YOUR INSTRUCTIONS - Could you set down the full listing, unchanged?

WORKING DATA -
■ ■ ■ ■ ■ ■ ■
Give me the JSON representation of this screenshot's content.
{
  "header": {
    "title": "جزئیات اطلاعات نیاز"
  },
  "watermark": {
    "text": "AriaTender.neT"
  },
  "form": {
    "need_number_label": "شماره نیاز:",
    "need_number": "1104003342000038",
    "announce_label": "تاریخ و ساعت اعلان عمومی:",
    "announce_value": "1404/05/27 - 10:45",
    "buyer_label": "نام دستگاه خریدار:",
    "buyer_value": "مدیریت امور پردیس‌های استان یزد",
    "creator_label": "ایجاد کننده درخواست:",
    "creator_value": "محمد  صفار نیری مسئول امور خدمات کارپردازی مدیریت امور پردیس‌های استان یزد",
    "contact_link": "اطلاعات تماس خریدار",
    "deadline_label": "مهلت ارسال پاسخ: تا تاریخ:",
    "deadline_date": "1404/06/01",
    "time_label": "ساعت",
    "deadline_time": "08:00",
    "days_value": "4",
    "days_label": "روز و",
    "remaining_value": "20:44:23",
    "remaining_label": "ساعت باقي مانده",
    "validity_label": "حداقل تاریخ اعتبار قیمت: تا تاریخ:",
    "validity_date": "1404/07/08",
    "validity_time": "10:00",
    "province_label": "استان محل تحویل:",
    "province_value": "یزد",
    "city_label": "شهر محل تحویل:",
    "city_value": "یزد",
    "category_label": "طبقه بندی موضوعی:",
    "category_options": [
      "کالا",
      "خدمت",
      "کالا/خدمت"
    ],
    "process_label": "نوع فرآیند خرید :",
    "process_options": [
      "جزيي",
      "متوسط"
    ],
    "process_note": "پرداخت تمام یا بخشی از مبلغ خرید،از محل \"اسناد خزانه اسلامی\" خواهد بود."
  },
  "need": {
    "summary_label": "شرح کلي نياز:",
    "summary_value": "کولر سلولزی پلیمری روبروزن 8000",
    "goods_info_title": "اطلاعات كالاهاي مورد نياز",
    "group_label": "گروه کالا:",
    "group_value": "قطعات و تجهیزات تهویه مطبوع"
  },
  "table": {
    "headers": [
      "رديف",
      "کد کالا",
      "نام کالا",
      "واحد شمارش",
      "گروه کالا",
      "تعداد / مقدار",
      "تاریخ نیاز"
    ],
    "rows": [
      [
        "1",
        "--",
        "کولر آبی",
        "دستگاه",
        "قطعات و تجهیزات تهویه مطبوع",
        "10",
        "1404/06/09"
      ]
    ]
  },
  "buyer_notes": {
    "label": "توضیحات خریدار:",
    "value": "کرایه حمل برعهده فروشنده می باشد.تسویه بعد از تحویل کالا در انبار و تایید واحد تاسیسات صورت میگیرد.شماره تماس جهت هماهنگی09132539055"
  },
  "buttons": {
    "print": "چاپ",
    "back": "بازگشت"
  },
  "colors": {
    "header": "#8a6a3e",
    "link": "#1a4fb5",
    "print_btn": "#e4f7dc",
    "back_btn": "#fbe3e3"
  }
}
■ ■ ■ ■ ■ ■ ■
ANSWER SECTION -
Give me the JSON representation of this screenshot's content.
{
  "header": {
    "title": "جزئیات اطلاعات نیاز"
  },
  "watermark": {
    "text": "AriaTender.neT"
  },
  "form": {
    "need_number_label": "شماره نیاز:",
    "need_number": "1104003342000038",
    "announce_label": "تاریخ و ساعت اعلان عمومی:",
    "announce_value": "1404/05/27 - 10:45",
    "buyer_label": "نام دستگاه خریدار:",
    "buyer_value": "مدیریت امور پردیس‌های استان یزد",
    "creator_label": "ایجاد کننده درخواست:",
    "creator_value": "محمد  صفار نیری مسئول امور خدمات کارپردازی مدیریت امور پردیس‌های استان یزد",
    "contact_link": "اطلاعات تماس خریدار",
    "deadline_label": "مهلت ارسال پاسخ: تا تاریخ:",
    "deadline_date": "1404/06/01",
    "time_label": "ساعت",
    "deadline_time": "08:00",
    "days_value": "4",
    "days_label": "روز و",
    "remaining_value": "20:44:23",
    "remaining_label": "ساعت باقي مانده",
    "validity_label": "حداقل تاریخ اعتبار قیمت: تا تاریخ:",
    "validity_date": "1404/07/08",
    "validity_time": "10:00",
    "province_label": "استان محل تحویل:",
    "province_value": "یزد",
    "city_label": "شهر محل تحویل:",
    "city_value": "یزد",
    "category_label": "طبقه بندی موضوعی:",
    "category_options": [
      "کالا",
      "خدمت",
      "کالا/خدمت"
    ],
    "process_label": "نوع فرآیند خرید :",
    "process_options": [
      "جزيي",
      "متوسط"
    ],
    "process_note": "پرداخت تمام یا بخشی از مبلغ خرید،از محل \"اسناد خزانه اسلامی\" خواهد بود."
  },
  "need": {
    "summary_label": "شرح کلي نياز:",
    "summary_value": "کولر سلولزی پلیمری روبروزن 8000",
    "goods_info_title": "اطلاعات كالاهاي مورد نياز",
    "group_label": "گروه کالا:",
    "group_value": "قطعات و تجهیزات تهویه مطبوع"
  },
  "table": {
    "headers": [
      "رديف",
      "کد کالا",
      "نام کالا",
      "واحد شمارش",
      "گروه کالا",
      "تعداد / مقدار",
      "تاریخ نیاز"
    ],
    "rows": [
      [
        "1",
        "--",
        "کولر آبی",
        "دستگاه",
        "قطعات و تجهیزات تهویه مطبوع",
        "10",
        "1404/06/09"
      ]
    ]
  },
  "buyer_notes": {
    "label": "توضیحات خریدار:",
    "value": "کرایه حمل برعهده فروشنده می باشد.تسویه بعد از تحویل کالا در انبار و تایید واحد تاسیسات صورت میگیرد.شماره تماس جهت هماهنگی09132539055"
  },
  "buttons": {
    "print": "چاپ",
    "back": "بازگشت"
  },
  "colors": {
    "header": "#8a6a3e",
    "link": "#1a4fb5",
    "print_btn": "#e4f7dc",
    "back_btn": "#fbe3e3"
  }
}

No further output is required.